On Thursday the U.K. Daily Mail posted an article about some recent studies involving treating pain with marijuana.

The article reports:

A small study found people who use cannabis require higher doses of painkillers than non users after major traumatic event like a car crash.    

The drug, which is legal for medical use in the majority of US states, is mainly prescribed to ease pain. 

But this new research conducted in Colorado – which was the first state to legalize – suggests that short-term pain relief could weaken the body’s resilience to pain over time. 

The researchers, from the Swedish Medical Center, Colorado, analyzed around 260 people who were involved in minor vehicle accidents and admitted to trauma centers. 

Of these, 54 tested positive for recent marijuana use while 16 claimed they used the drug more or less every day.

Around nine percent of the participants tested positive for other prescription or illegal drugs, such as cocaine and opiates.

On average, the marijuana users required 7.6mg of opioid painkillers a day in hospital, compared to 5.6mg for non-drug users.

This is probably not a surprise to people in the medical profession. I have been told by nurses who work in the operating room that people who are heavy users of alcohol require larger doses of anesthesia to put them to sleep. The body builds up a tolerance for drugs, whether the drug is alcohol, opioids, or marijuana. Those who blame big pharma for the fact that marijuana has not been legalized need to remember that just as big pharma has a huge lobby with lots of money, big marijuana also has a big lobby with lots of money. Legalizing marijuana in Colorado has brought the drug cartels into the state to mass produce their product for the local market. I don’t think that is what we want.

The medical values of marijuana are not proven and the unintended consequences of legalization are still unfolding. I think we need more research.

The Debate On Marijuana Continues

Yesterday PJ Media posted an article about the impact of the legalization of marijuana in Colorado. There is still not a clear picture of the effect of the legislation.

The article lists some of the negative impact:

Along with five years of legal weed, Colorado has also seen its homeless population swell to a level that is among the highest in America. The Gazette editorial board sees a link between people living on the street and the availability of free weed because homeless shelter directors said substance abusers move to Colorado because it’s easier to score a bag of weed.

More kids than ever are getting high inside Colorado’s K-12 schools, the Gazette also reported.

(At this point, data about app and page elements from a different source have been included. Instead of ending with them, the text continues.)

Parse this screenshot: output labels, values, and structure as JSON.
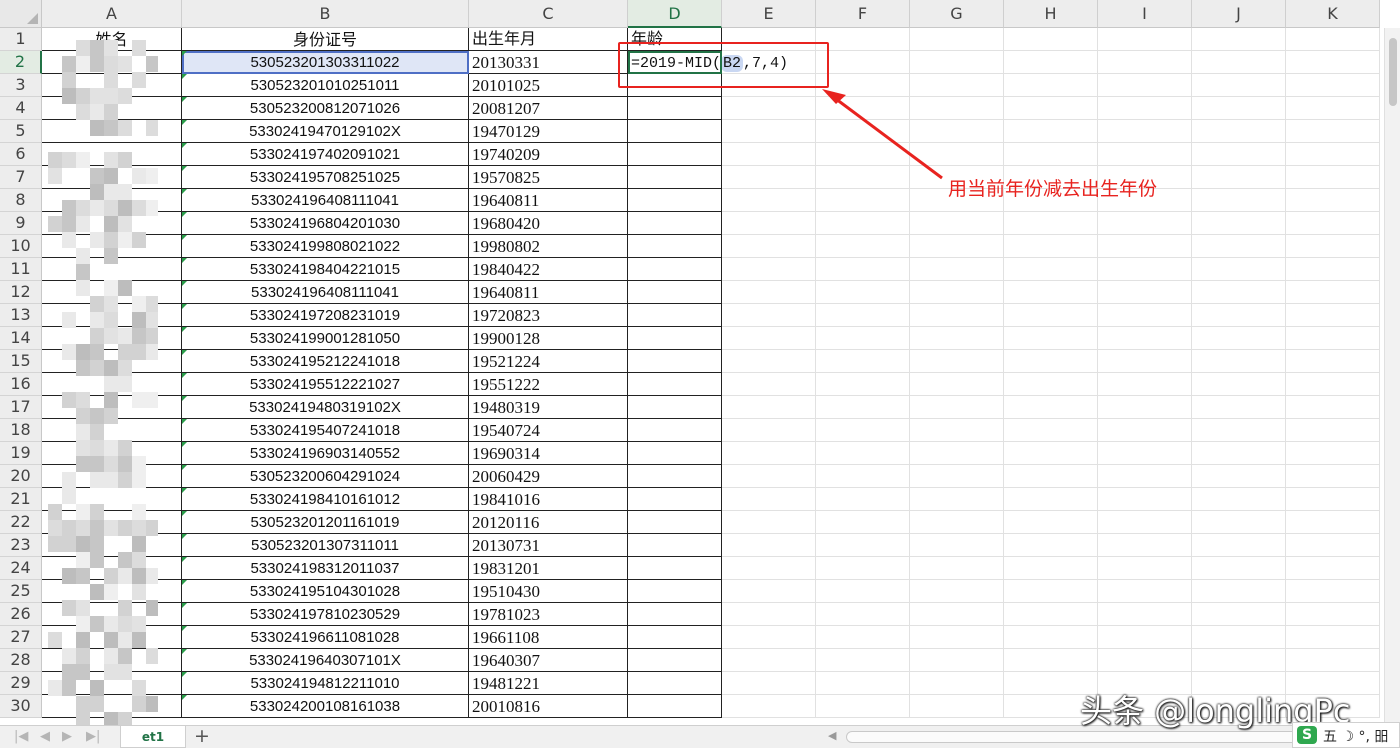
{
  "columns": [
    "A",
    "B",
    "C",
    "D",
    "E",
    "F",
    "G",
    "H",
    "I",
    "J",
    "K"
  ],
  "active_column": "D",
  "active_row": 2,
  "headers": {
    "name": "姓名",
    "id_number": "身份证号",
    "birth": "出生年月",
    "age": "年龄"
  },
  "rows": [
    {
      "num": "1"
    },
    {
      "num": "2",
      "id": "530523201303311022",
      "birth": "20130331"
    },
    {
      "num": "3",
      "id": "530523201010251011",
      "birth": "20101025"
    },
    {
      "num": "4",
      "id": "530523200812071026",
      "birth": "20081207"
    },
    {
      "num": "5",
      "id": "53302419470129102X",
      "birth": "19470129"
    },
    {
      "num": "6",
      "id": "533024197402091021",
      "birth": "19740209"
    },
    {
      "num": "7",
      "id": "533024195708251025",
      "birth": "19570825"
    },
    {
      "num": "8",
      "id": "533024196408111041",
      "birth": "19640811"
    },
    {
      "num": "9",
      "id": "533024196804201030",
      "birth": "19680420"
    },
    {
      "num": "10",
      "id": "533024199808021022",
      "birth": "19980802"
    },
    {
      "num": "11",
      "id": "533024198404221015",
      "birth": "19840422"
    },
    {
      "num": "12",
      "id": "533024196408111041",
      "birth": "19640811"
    },
    {
      "num": "13",
      "id": "533024197208231019",
      "birth": "19720823"
    },
    {
      "num": "14",
      "id": "533024199001281050",
      "birth": "19900128"
    },
    {
      "num": "15",
      "id": "533024195212241018",
      "birth": "19521224"
    },
    {
      "num": "16",
      "id": "533024195512221027",
      "birth": "19551222"
    },
    {
      "num": "17",
      "id": "53302419480319102X",
      "birth": "19480319"
    },
    {
      "num": "18",
      "id": "533024195407241018",
      "birth": "19540724"
    },
    {
      "num": "19",
      "id": "533024196903140552",
      "birth": "19690314"
    },
    {
      "num": "20",
      "id": "530523200604291024",
      "birth": "20060429"
    },
    {
      "num": "21",
      "id": "533024198410161012",
      "birth": "19841016"
    },
    {
      "num": "22",
      "id": "530523201201161019",
      "birth": "20120116"
    },
    {
      "num": "23",
      "id": "530523201307311011",
      "birth": "20130731"
    },
    {
      "num": "24",
      "id": "533024198312011037",
      "birth": "19831201"
    },
    {
      "num": "25",
      "id": "533024195104301028",
      "birth": "19510430"
    },
    {
      "num": "26",
      "id": "533024197810230529",
      "birth": "19781023"
    },
    {
      "num": "27",
      "id": "533024196611081028",
      "birth": "19661108"
    },
    {
      "num": "28",
      "id": "53302419640307101X",
      "birth": "19640307"
    },
    {
      "num": "29",
      "id": "533024194812211010",
      "birth": "19481221"
    },
    {
      "num": "30",
      "id": "533024200108161038",
      "birth": "20010816"
    }
  ],
  "formula": {
    "prefix": "=2019-MID(",
    "ref": "B2",
    "suffix": ",7,4)"
  },
  "annotation": "用当前年份减去出生年份",
  "annotation_color": "#e8231f",
  "sheet_tab": "et1",
  "add_sheet": "+",
  "watermark": "头条 @longlingPc",
  "ime": {
    "logo": "S",
    "text": "五 ☽ °, 昍"
  },
  "colors": {
    "accent": "#217346",
    "selection": "#4f6fc5"
  }
}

Drug violations reported by the state’s public schools increased 45 percent since the legalization of pot, according to a 2016 Rocky Mountain PBS investigation.

The article further reports:

On top of all of that, something stinks in Colorado Springs.

“Visitors to Colorado remark about a new agricultural smell, the wafting odor of pot as they drive near warehouse grow operations along Denver freeways,” the Gazette editorial read.

“Residential neighborhoods throughout Colorado Springs reek of marijuana, as producers fill rental homes with plants,” the Gazette added.

The article states that there have been some problems with overdoses:

Dr. Daniel Vigil of the Marijuana Health Monitoring and Research Program at the Colorado Department of Public Health said those “bumps in the road” included “rare deaths.”

The marijuana fatalities included “one following overconsumption, paranoia and falling off a balcony,” Vigil told Insider Louisville. Another death involved “unintentional ingestion of a large dose of THC in a candy bar.”

Vigil said new regulations and policies are needed to prevent marijuana overdoses.

I have no problem with marijuana being available in pill form for medical purposes. I do, however, question the wisdom of legalizing another substance that may interfere with the ability of people to function. Marijuana may not be addictive, but I clearly remember a teenager I knew years ago who began smoking in his teens and thoroughly changed his life for the worse because of it. I suspect his story might not be all that unusual.